Oil tank insurance packages are not offered by many insurance companies. A tank that’s improperly maintained can be cited and can be a reason used by the same insurance company that cited the said tank not to give payouts on household insurance, for instance in the event of poisoning or fire. Leaky outdoor oil tanks are not eco-friendly and can cause damage to the environment, which will not be covered by the insurance company. Oil leaks have the potential to completely ruin your garden or backyard if not attended to as early as possible. If you leave the problem unattended, you could run the risk of having to spend insane amounts of cash to both remove and replace the soil in your property. The disposing of oil-soaked dirt happens to be way more expensive than you’d think.
Carving out a bit of time each week to have a close look at your oil tank to check whether everything is okay will help you avoid unnecessary costs as well as potential problems. Inspecting whether your tank is in superb condition or not is something that really doesn’t have to take a lot of your time, especially when that alone can end up saving you hundreds of dollars.

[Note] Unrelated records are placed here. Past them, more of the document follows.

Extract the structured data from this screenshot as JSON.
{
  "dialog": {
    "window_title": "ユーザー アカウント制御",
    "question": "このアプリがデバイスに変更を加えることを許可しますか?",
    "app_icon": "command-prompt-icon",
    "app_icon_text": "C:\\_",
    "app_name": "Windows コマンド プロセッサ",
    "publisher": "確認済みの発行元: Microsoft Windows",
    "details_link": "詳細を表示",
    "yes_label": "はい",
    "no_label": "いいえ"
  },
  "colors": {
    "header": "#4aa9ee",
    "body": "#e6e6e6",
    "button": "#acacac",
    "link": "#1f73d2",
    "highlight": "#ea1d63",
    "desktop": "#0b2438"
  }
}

Why not seriously consider preventative maintenance. Besides, prevention is always better than cure, don’t you think? There’s really no need to let avoidable problems just sneak up on you.